At the two concerts in the festival heard by this listener, it was by far the outstanding performance. There was none of the matter-of-factness that partly marred the concert the night before.
Under Sergiu Comissiona, the ensemble was alert and the pulse was flowing. More important, there was great sensitivity to the contrapuntal and harmonic ingenuity of the composer. With his genius for metrical complexities, Brahms could take three steps of brilliant harmonic development in about a fourth as many measures as most composers. Last night's performance illuminated these extraordinary lines with clarity.
The alternatively rich and delicate textures, with their sharp juxtapositions of instrumental choirs in different registers, were beautifully balanced. This listener had blamed the absence of such balances the night before on the Meadow Center's acoustics; maybe it wasn't quite that simple. One first-chair performance was especially fine--the first horn, identified in the program as David Bakkegard. Every note was precise and the tone was rich and full.
Before that came another Brahms masterpiece that is also in the key of D major, the Violin Concerto. Hungarian violinist Gyorgy Pauk was the fiery soloist. He did not draw as much tone or breadth from this work's glorious serene passages as he might, but the sharp attacks and releases in the animated parts were impressive.

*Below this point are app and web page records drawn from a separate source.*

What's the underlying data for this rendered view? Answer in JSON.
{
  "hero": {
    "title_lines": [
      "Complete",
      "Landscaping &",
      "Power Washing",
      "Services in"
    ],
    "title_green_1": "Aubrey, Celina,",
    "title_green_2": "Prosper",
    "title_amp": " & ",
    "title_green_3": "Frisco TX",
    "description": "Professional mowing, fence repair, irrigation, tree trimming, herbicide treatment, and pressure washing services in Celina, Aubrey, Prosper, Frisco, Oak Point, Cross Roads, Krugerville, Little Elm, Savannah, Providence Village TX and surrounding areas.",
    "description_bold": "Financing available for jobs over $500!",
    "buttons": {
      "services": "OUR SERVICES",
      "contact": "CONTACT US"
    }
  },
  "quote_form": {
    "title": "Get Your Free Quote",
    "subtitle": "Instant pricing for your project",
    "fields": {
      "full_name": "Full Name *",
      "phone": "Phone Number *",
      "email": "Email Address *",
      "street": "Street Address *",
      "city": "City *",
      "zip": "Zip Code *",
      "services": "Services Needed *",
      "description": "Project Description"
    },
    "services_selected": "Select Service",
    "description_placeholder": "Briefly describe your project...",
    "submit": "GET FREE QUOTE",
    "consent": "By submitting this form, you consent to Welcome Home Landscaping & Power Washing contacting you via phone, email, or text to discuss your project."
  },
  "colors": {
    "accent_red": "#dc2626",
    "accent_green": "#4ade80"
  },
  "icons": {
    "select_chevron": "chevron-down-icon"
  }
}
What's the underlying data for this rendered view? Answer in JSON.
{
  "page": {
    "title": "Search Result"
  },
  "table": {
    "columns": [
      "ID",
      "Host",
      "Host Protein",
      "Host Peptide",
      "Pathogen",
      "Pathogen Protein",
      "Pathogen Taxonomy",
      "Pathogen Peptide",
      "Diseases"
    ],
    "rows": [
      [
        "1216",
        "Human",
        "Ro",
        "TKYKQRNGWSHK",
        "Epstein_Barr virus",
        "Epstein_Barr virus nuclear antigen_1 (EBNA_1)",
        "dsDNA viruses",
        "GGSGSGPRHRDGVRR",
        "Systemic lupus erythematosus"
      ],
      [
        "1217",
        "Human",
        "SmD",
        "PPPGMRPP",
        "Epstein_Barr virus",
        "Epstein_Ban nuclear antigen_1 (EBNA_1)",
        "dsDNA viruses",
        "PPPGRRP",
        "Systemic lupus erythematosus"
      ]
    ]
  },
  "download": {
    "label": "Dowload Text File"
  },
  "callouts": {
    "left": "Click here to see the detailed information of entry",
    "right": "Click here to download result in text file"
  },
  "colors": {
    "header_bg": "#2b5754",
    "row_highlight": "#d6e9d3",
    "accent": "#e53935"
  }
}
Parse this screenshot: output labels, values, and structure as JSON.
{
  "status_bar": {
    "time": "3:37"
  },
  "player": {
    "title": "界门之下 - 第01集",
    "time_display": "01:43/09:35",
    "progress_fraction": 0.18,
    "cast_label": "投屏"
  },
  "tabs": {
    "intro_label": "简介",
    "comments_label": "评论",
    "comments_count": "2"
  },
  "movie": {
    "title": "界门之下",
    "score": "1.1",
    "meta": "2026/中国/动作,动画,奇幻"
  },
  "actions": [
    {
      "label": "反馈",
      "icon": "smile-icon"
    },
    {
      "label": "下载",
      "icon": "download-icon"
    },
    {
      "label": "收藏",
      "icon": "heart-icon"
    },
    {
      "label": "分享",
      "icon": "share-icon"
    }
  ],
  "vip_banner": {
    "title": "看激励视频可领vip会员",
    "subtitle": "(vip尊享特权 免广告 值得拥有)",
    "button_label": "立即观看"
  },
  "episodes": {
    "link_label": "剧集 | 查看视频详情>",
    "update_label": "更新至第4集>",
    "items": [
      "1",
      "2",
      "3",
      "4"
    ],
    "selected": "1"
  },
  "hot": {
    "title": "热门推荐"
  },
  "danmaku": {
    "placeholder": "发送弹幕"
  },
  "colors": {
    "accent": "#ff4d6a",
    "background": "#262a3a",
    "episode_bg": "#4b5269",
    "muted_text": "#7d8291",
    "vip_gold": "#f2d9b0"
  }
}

And on a less sweaty night Pauk might have been more expansive (at one point perspiration appeared to make his finger slip on a string). The orchestra played just as well as in the Second Symphony.
The three Hungarian Dances that opened the program were routinely played.